This isn’t how it was supposed to go.
And with that, the advantage shifted in the pitcher’s favor. She threw Miranda two more garbage pitches, both with wild swings and misses. And suddenly, the dream had become a nightmare. As she sulked back to the dugout, an even more terrible reality hit her: she still had to go out there and pitch an 8th inning. Her teammates tried their best to keep her spirits up, but as she did her death march to the mound, the clouds up above never felt darker. She didn’t let her 120+ pitch count get to her as she quickly got the first out. Then, within moments, the second out came in the form of a sac fly to send the ghost runner to 3rd. She can still get the win, the dream can still be salvaged. But then a screamer down the line injures the third baseman, stays fair and sends the runner home easily.
And then the wheels fell off.

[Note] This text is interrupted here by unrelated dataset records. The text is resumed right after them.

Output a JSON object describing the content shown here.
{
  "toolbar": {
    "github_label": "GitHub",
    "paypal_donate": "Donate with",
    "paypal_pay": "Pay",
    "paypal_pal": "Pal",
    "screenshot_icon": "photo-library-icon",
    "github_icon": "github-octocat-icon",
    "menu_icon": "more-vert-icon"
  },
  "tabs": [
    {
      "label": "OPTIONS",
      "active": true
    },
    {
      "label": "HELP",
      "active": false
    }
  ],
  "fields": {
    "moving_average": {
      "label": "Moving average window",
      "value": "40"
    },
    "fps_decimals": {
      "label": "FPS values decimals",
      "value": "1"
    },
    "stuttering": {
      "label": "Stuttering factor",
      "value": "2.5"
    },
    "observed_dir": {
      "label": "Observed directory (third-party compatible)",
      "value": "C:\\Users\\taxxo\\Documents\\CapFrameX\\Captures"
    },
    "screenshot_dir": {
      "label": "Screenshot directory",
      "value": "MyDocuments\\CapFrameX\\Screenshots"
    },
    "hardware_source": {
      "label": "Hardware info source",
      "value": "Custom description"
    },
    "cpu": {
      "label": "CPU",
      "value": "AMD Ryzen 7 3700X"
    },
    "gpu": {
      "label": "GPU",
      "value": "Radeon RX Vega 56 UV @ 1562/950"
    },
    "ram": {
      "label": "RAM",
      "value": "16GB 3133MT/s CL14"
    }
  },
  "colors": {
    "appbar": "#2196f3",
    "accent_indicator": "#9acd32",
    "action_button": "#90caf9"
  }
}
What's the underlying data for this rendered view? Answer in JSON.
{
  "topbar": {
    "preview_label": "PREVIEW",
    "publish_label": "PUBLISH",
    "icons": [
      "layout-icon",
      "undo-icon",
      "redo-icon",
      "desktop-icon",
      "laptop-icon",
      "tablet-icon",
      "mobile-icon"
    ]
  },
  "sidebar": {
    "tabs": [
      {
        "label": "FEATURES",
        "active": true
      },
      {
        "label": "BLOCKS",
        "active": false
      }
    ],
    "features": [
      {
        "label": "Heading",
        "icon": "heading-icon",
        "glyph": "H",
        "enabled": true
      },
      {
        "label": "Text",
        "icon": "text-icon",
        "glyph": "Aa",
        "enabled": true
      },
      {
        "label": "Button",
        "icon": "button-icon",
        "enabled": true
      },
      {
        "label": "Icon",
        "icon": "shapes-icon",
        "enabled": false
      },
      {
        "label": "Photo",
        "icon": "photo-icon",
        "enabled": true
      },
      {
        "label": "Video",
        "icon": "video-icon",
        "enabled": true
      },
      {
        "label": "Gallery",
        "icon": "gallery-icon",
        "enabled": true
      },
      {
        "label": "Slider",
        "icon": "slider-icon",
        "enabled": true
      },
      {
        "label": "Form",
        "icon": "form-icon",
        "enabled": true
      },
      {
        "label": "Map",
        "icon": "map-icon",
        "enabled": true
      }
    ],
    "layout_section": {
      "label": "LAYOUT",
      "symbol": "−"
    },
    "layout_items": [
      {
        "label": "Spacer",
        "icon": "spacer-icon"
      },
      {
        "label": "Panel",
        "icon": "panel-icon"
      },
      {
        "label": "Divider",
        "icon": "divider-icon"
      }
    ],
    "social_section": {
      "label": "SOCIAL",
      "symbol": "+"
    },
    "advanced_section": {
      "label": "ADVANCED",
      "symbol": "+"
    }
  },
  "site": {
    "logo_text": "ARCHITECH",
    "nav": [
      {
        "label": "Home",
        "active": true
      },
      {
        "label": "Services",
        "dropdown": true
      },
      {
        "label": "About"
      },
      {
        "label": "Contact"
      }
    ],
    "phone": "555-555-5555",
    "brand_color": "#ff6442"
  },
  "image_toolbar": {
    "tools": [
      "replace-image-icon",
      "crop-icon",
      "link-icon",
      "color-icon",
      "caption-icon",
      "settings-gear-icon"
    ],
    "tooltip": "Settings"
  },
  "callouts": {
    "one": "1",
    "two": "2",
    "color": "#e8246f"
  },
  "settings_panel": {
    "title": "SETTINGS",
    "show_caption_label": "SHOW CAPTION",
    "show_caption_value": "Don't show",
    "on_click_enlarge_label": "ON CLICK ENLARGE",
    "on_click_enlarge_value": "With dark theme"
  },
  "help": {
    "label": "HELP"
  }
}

If only the ball would’ve bounced differently, the narrative could’ve done the same. If only she didn’t swing. Softball is a game of unforgiving “what ifs”. Within the blink of an eye, it was a 12-6 game and coach walked over to the home plate umpire to discuss something. Probably to take Miranda out of her misery and let some other poor schmuck attempt to get that last out. But no, it wasn’t even that. The last batter, who in her second at-bat of the inning hit a 2 RBI double, was already taken out of the game. She was pulled after the first at-bat in favor of a pinch runner. Everybody was too busy feeling sorry for Miranda that they failed to notice. So the umpire took 2 runs off the board and penalized the team an out to end the inning.
And that was that.
Not only did she not get to live out her dream, she gave up the game and couldn’t even get the satisfaction of recording that last fleeting out. Everyone was grief stricken and the environment was soberingly somber. People shuffled to their cars, crew members quickly wrapped up equipment and not many people even said a word. The poor woman went from almost being the hero to having it all fall apart in the matter of minutes. But she knows that not all is lost. Dreams remain dreams for a reason, because they are never easy to obtain. She’s going to have plenty of opportunities to taste victory, both on and off the field. Mostly off the field, as she is a senior after all. But it still doesn’t take away the sting.
As the crow flies, the town of Frisco, Texas is 1,623 miles away from DeWitt Family Stadium. But to Miranda Papes, it might as well be a million miles.